Task objective: A word-for-word restatement of all the records is the required answer.

= = = = =

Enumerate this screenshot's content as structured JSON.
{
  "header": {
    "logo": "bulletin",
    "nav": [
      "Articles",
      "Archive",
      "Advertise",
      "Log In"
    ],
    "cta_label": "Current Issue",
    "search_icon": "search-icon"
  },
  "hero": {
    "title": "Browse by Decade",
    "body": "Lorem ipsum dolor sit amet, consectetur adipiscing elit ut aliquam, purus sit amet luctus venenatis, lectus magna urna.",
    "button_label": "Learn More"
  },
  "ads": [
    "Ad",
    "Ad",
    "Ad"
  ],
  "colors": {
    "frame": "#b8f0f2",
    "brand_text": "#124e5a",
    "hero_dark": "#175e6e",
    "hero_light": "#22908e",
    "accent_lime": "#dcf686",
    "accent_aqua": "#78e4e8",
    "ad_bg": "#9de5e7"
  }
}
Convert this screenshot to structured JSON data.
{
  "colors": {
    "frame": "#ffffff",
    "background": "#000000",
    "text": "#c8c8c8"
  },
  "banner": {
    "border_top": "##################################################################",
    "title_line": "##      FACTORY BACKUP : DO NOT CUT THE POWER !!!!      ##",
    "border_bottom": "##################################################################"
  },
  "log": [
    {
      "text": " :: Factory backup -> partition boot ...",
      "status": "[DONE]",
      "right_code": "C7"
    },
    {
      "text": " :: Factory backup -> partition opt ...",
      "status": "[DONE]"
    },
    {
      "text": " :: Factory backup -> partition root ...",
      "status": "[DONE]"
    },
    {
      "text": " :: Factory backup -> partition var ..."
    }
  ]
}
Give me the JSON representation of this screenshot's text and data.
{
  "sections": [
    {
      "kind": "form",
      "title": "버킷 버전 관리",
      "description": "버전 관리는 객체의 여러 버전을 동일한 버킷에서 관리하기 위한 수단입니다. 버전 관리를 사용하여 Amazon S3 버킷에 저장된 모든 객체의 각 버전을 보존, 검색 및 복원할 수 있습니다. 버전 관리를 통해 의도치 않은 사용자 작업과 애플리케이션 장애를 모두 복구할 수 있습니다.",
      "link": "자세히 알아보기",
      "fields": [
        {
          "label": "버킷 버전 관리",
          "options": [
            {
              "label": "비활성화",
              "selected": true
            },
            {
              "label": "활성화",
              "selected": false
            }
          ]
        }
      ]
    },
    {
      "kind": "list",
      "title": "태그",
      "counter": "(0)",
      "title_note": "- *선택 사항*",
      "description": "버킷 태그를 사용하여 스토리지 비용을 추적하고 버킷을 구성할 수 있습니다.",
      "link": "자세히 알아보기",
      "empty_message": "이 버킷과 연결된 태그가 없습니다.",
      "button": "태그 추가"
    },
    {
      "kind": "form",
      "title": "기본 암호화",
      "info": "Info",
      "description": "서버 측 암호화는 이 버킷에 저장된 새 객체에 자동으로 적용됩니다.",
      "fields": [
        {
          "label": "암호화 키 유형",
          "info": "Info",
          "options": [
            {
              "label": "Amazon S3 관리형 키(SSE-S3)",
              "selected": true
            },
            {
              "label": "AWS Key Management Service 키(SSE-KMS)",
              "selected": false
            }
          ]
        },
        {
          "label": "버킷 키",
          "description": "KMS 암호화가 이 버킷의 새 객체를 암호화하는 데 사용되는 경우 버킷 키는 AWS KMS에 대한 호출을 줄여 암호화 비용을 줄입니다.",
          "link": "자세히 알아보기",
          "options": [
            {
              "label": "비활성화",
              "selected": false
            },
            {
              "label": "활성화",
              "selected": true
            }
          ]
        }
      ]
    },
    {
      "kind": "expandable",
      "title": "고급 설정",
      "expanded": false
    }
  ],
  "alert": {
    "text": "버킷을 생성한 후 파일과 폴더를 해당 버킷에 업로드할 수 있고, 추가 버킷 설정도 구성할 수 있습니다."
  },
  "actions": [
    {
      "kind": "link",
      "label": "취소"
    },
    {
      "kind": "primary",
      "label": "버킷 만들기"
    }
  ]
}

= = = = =

Output:
Enumerate this screenshot's content as structured JSON.
{
  "header": {
    "logo": "bulletin",
    "nav": [
      "Articles",
      "Archive",
      "Advertise",
      "Log In"
    ],
    "cta_label": "Current Issue",
    "search_icon": "search-icon"
  },
  "hero": {
    "title": "Browse by Decade",
    "body": "Lorem ipsum dolor sit amet, consectetur adipiscing elit ut aliquam, purus sit amet luctus venenatis, lectus magna urna.",
    "button_label": "Learn More"
  },
  "ads": [
    "Ad",
    "Ad",
    "Ad"
  ],
  "colors": {
    "frame": "#b8f0f2",
    "brand_text": "#124e5a",
    "hero_dark": "#175e6e",
    "hero_light": "#22908e",
    "accent_lime": "#dcf686",
    "accent_aqua": "#78e4e8",
    "ad_bg": "#9de5e7"
  }
}
Convert this screenshot to structured JSON data.
{
  "colors": {
    "frame": "#ffffff",
    "background": "#000000",
    "text": "#c8c8c8"
  },
  "banner": {
    "border_top": "##################################################################",
    "title_line": "##      FACTORY BACKUP : DO NOT CUT THE POWER !!!!      ##",
    "border_bottom": "##################################################################"
  },
  "log": [
    {
      "text": " :: Factory backup -> partition boot ...",
      "status": "[DONE]",
      "right_code": "C7"
    },
    {
      "text": " :: Factory backup -> partition opt ...",
      "status": "[DONE]"
    },
    {
      "text": " :: Factory backup -> partition root ...",
      "status": "[DONE]"
    },
    {
      "text": " :: Factory backup -> partition var ..."
    }
  ]
}
Give me the JSON representation of this screenshot's text and data.
{
  "sections": [
    {
      "kind": "form",
      "title": "버킷 버전 관리",
      "description": "버전 관리는 객체의 여러 버전을 동일한 버킷에서 관리하기 위한 수단입니다. 버전 관리를 사용하여 Amazon S3 버킷에 저장된 모든 객체의 각 버전을 보존, 검색 및 복원할 수 있습니다. 버전 관리를 통해 의도치 않은 사용자 작업과 애플리케이션 장애를 모두 복구할 수 있습니다.",
      "link": "자세히 알아보기",
      "fields": [
        {
          "label": "버킷 버전 관리",
          "options": [
            {
              "label": "비활성화",
              "selected": true
            },
            {
              "label": "활성화",
              "selected": false
            }
          ]
        }
      ]
    },
    {
      "kind": "list",
      "title": "태그",
      "counter": "(0)",
      "title_note": "- *선택 사항*",
      "description": "버킷 태그를 사용하여 스토리지 비용을 추적하고 버킷을 구성할 수 있습니다.",
      "link": "자세히 알아보기",
      "empty_message": "이 버킷과 연결된 태그가 없습니다.",
      "button": "태그 추가"
    },
    {
      "kind": "form",
      "title": "기본 암호화",
      "info": "Info",
      "description": "서버 측 암호화는 이 버킷에 저장된 새 객체에 자동으로 적용됩니다.",
      "fields": [
        {
          "label": "암호화 키 유형",
          "info": "Info",
          "options": [
            {
              "label": "Amazon S3 관리형 키(SSE-S3)",
              "selected": true
            },
            {
              "label": "AWS Key Management Service 키(SSE-KMS)",
              "selected": false
            }
          ]
        },
        {
          "label": "버킷 키",
          "description": "KMS 암호화가 이 버킷의 새 객체를 암호화하는 데 사용되는 경우 버킷 키는 AWS KMS에 대한 호출을 줄여 암호화 비용을 줄입니다.",
          "link": "자세히 알아보기",
          "options": [
            {
              "label": "비활성화",
              "selected": false
            },
            {
              "label": "활성화",
              "selected": true
            }
          ]
        }
      ]
    },
    {
      "kind": "expandable",
      "title": "고급 설정",
      "expanded": false
    }
  ],
  "alert": {
    "text": "버킷을 생성한 후 파일과 폴더를 해당 버킷에 업로드할 수 있고, 추가 버킷 설정도 구성할 수 있습니다."
  },
  "actions": [
    {
      "kind": "link",
      "label": "취소"
    },
    {
      "kind": "primary",
      "label": "버킷 만들기"
    }
  ]
}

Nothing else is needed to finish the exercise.